(Data extracted from a collection)
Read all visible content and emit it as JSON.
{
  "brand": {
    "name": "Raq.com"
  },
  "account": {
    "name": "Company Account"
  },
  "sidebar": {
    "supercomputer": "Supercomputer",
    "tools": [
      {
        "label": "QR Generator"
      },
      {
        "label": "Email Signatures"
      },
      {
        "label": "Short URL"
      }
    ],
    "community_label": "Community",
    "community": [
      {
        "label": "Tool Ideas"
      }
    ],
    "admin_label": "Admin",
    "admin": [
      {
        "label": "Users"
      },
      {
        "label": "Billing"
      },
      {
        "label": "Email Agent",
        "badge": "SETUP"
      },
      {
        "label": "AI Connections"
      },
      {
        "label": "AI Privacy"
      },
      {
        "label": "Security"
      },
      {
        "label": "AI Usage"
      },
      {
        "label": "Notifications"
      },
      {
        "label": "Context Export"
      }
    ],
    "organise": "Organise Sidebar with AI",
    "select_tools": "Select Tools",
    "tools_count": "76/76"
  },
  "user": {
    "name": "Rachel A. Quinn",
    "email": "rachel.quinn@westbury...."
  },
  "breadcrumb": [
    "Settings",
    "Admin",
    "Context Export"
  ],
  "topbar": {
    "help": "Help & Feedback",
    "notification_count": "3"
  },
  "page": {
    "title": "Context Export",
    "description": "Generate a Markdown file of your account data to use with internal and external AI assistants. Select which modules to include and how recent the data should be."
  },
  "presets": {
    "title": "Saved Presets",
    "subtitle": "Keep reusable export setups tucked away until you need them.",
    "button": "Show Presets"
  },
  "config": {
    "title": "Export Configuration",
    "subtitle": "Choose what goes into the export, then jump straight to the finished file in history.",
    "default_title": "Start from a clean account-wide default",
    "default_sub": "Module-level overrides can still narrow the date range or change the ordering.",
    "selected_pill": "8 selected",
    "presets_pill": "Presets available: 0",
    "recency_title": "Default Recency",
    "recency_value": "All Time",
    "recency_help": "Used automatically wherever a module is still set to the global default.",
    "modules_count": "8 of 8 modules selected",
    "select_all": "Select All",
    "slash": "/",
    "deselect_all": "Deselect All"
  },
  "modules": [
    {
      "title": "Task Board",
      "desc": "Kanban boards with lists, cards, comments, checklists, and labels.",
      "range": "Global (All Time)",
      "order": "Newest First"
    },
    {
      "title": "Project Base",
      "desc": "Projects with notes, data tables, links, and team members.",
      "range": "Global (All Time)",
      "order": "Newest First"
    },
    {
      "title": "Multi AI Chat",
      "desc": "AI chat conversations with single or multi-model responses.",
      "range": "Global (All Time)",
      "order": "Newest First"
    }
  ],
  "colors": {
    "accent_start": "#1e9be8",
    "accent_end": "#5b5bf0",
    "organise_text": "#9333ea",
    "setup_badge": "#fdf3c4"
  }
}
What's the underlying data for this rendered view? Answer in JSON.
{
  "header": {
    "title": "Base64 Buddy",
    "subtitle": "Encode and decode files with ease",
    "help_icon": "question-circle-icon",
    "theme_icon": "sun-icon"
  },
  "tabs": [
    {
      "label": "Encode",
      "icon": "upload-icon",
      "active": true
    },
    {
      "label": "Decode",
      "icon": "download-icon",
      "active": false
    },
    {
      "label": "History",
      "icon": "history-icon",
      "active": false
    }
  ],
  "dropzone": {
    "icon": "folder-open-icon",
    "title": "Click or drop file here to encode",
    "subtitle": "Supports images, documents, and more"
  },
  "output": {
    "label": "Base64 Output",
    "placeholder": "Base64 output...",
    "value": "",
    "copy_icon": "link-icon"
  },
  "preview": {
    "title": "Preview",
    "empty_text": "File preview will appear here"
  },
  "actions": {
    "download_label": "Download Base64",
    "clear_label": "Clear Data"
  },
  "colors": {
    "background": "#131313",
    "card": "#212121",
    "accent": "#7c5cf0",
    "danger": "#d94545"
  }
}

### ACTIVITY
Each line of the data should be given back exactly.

### SOLVED EXERCISE
Read all visible content and emit it as JSON.
{
  "brand": {
    "name": "Raq.com"
  },
  "account": {
    "name": "Company Account"
  },
  "sidebar": {
    "supercomputer": "Supercomputer",
    "tools": [
      {
        "label": "QR Generator"
      },
      {
        "label": "Email Signatures"
      },
      {
        "label": "Short URL"
      }
    ],
    "community_label": "Community",
    "community": [
      {
        "label": "Tool Ideas"
      }
    ],
    "admin_label": "Admin",
    "admin": [
      {
        "label": "Users"
      },
      {
        "label": "Billing"
      },
      {
        "label": "Email Agent",
        "badge": "SETUP"
      },
      {
        "label": "AI Connections"
      },
      {
        "label": "AI Privacy"
      },
      {
        "label": "Security"
      },
      {
        "label": "AI Usage"
      },
      {
        "label": "Notifications"
      },
      {
        "label": "Context Export"
      }
    ],
    "organise": "Organise Sidebar with AI",
    "select_tools": "Select Tools",
    "tools_count": "76/76"
  },
  "user": {
    "name": "Rachel A. Quinn",
    "email": "rachel.quinn@westbury...."
  },
  "breadcrumb": [
    "Settings",
    "Admin",
    "Context Export"
  ],
  "topbar": {
    "help": "Help & Feedback",
    "notification_count": "3"
  },
  "page": {
    "title": "Context Export",
    "description": "Generate a Markdown file of your account data to use with internal and external AI assistants. Select which modules to include and how recent the data should be."
  },
  "presets": {
    "title": "Saved Presets",
    "subtitle": "Keep reusable export setups tucked away until you need them.",
    "button": "Show Presets"
  },
  "config": {
    "title": "Export Configuration",
    "subtitle": "Choose what goes into the export, then jump straight to the finished file in history.",
    "default_title": "Start from a clean account-wide default",
    "default_sub": "Module-level overrides can still narrow the date range or change the ordering.",
    "selected_pill": "8 selected",
    "presets_pill": "Presets available: 0",
    "recency_title": "Default Recency",
    "recency_value": "All Time",
    "recency_help": "Used automatically wherever a module is still set to the global default.",
    "modules_count": "8 of 8 modules selected",
    "select_all": "Select All",
    "slash": "/",
    "deselect_all": "Deselect All"
  },
  "modules": [
    {
      "title": "Task Board",
      "desc": "Kanban boards with lists, cards, comments, checklists, and labels.",
      "range": "Global (All Time)",
      "order": "Newest First"
    },
    {
      "title": "Project Base",
      "desc": "Projects with notes, data tables, links, and team members.",
      "range": "Global (All Time)",
      "order": "Newest First"
    },
    {
      "title": "Multi AI Chat",
      "desc": "AI chat conversations with single or multi-model responses.",
      "range": "Global (All Time)",
      "order": "Newest First"
    }
  ],
  "colors": {
    "accent_start": "#1e9be8",
    "accent_end": "#5b5bf0",
    "organise_text": "#9333ea",
    "setup_badge": "#fdf3c4"
  }
}
What's the underlying data for this rendered view? Answer in JSON.
{
  "header": {
    "title": "Base64 Buddy",
    "subtitle": "Encode and decode files with ease",
    "help_icon": "question-circle-icon",
    "theme_icon": "sun-icon"
  },
  "tabs": [
    {
      "label": "Encode",
      "icon": "upload-icon",
      "active": true
    },
    {
      "label": "Decode",
      "icon": "download-icon",
      "active": false
    },
    {
      "label": "History",
      "icon": "history-icon",
      "active": false
    }
  ],
  "dropzone": {
    "icon": "folder-open-icon",
    "title": "Click or drop file here to encode",
    "subtitle": "Supports images, documents, and more"
  },
  "output": {
    "label": "Base64 Output",
    "placeholder": "Base64 output...",
    "value": "",
    "copy_icon": "link-icon"
  },
  "preview": {
    "title": "Preview",
    "empty_text": "File preview will appear here"
  },
  "actions": {
    "download_label": "Download Base64",
    "clear_label": "Clear Data"
  },
  "colors": {
    "background": "#131313",
    "card": "#212121",
    "accent": "#7c5cf0",
    "danger": "#d94545"
  }
}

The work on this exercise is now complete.